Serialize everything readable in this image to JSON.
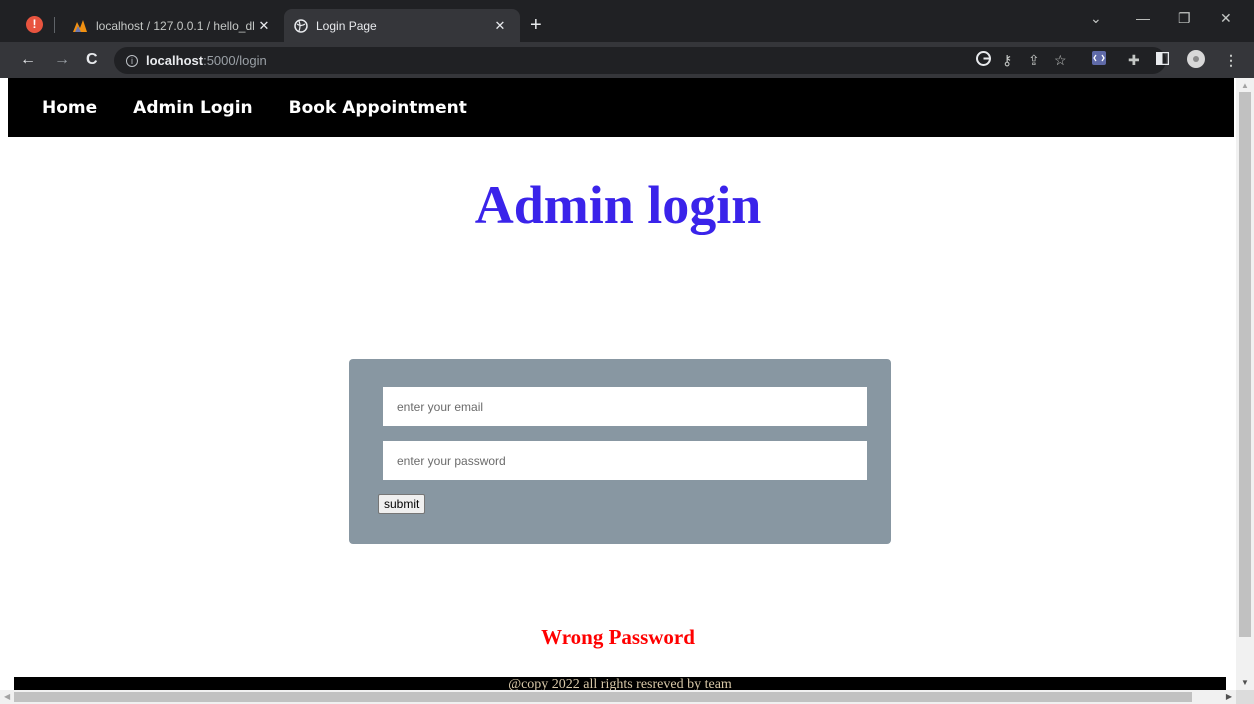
{
  "browser": {
    "tabs": [
      {
        "title": "localhost / 127.0.0.1 / hello_db /",
        "active": false
      },
      {
        "title": "Login Page",
        "active": true
      }
    ],
    "url_host": "localhost",
    "url_path": ":5000/login"
  },
  "site": {
    "nav": [
      "Home",
      "Admin Login",
      "Book Appointment"
    ],
    "title": "Admin login",
    "form": {
      "email_placeholder": "enter your email",
      "password_placeholder": "enter your password",
      "submit_label": "submit"
    },
    "error": "Wrong Password",
    "footer": "@copy 2022 all rights resreved by team"
  },
  "colors": {
    "title": "#3a23ea",
    "error": "#ff0000",
    "card": "#8897a2",
    "nav_bg": "#000000"
  }
}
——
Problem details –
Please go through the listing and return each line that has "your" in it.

Expected answer –
      "email_placeholder": "enter your email",
      "password_placeholder": "enter your password",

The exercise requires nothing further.